Havana is blessed with accommodations of every stripe. All are run by one of the Cuban government’s five hotel groups, which assigns at least one star too many to its hotel ratings (thus a “four-star” hotel would be considered a three- or even two-star hotel in Europe or North America). After a few years of being overpriced, most hotels are now fairly priced.
The hotels listed have air-conditioned rooms with satellite TVs, telephones, and safes. Casas particulares (privite room rentals) have air-conditioning and private bathrooms, unless noted.
Location is important in choosing your hotel.
Habana Vieja puts you in the heart of the old city, within walking distance of Havana’s main tourist sights. A dozen or so colonial-era mansions administered by Habaguanex (www.habaguanexhotels.com) have opened after splendid makeovers, and there are some good, upscale, business-oriented hotels behind colonial facades.
Centro Habana, although offering few sites of interest, has three budget-oriented hotels close to the Prado and Habana Vieja; Cuba’s state tour agencies push the Hotel Deauville, used by many budget package-tour companies, but this gloomy cement tower is terrible and everyone who stays there has a complaint. This predominantly run-down residential district also has many casas particulares, but safety on the dark, rubble-strewn streets is a concern.
Vedado and Plaza de la Revolución offer mid-20th-century accommodations well situated for sightseeing, including several first-class modernist hotels with modest decor. Vedado also has the best casas particulares.
Playa (Miramar and Beyond) has a number of moderate hotels popular with tour groups, as well as modern deluxe hotels aimed at business travelers. All are far away from the main tourist sights and you’ll need wheels or taxis to get around.
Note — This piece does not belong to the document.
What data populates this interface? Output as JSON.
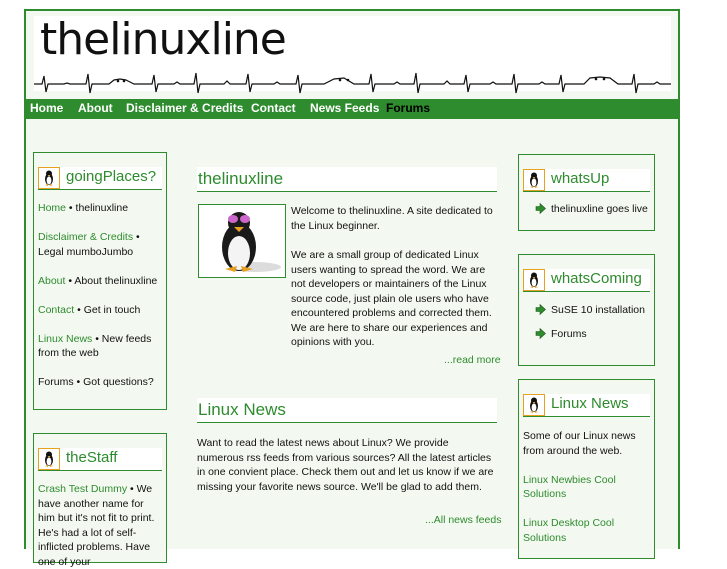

One hotel to avoid is the Hotel Neptuno/Triton, dreary siblings that face consistent plumbing and other infrastructural problems.
© Christopher P. Baker from Moon Cuba, 5th Edition